During my first trip, I had wandered through searching for Elizabeth King’s 1732 tombstone, unsure of its exact location. I photographed several graves from the early 1700s. Below is John Midlton, who died on September 9, 1739 (but still younger than Jacob Miller’s April 1739 Tschantz Cemetery tombstone).
A short distance away is Izabela Moore. She was born in 1665 and died on December 17, 1732. Moore’s grave is about ten months younger than King’s.
Lancaster County’s Oldest Tombstone?
Elizabeth Shaw McPherson possibly claims Lancaster’s oldest headstone. She died on December 17, 1726, at the age of 36. That beats King by six years. Elizabeth is buried with her husband, William McPherson. The couple also shares a tombstone—and here’s the caveat—William didn’t die until October 5, 1783. That’s 51 years after King. You could definitely make the argument that the joint stone replaced Elizabeth McPherson’s original 1726 stone.
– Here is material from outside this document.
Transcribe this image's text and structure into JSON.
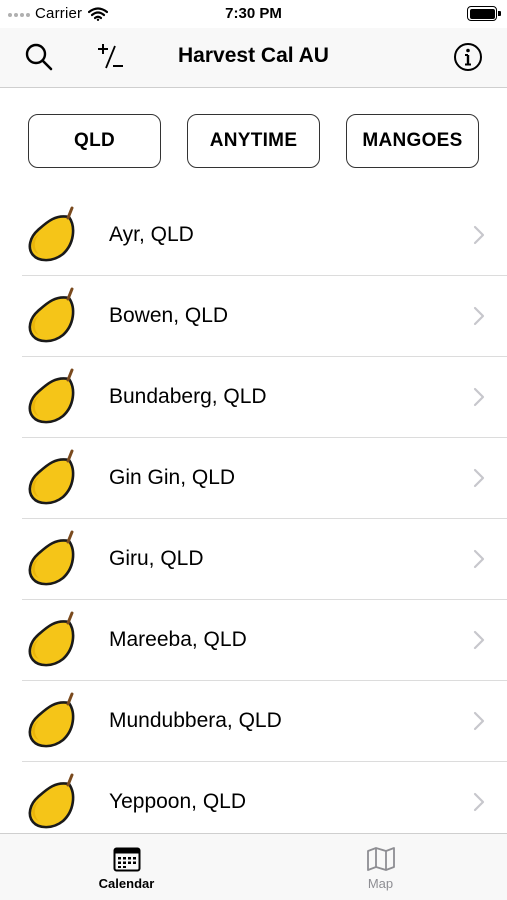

If that’s the case, then Elizabeth King has the oldest.
What do you think?
To locate Elizabeth McPherson’s grave, walk through the iron gate at the “Old” Chestnut Level Cemetery. It will be on your right in the first row three stones in. The pin on the map below marks her grave’s exact location.
Could there be older tombstones in Lancaster County? Absolutely. However, it is unlikely they are the original stone (similar to Elizabeth McPherson) or is merely illegible after almost 300 years. If you know of one older, let me know.
Planning Your Visit
Both cemeteries are open to the public from dawn to dusk. If you do visit, keep in mind that you are in a cemetery and should conduct yourself in an appropriate, respectful manner.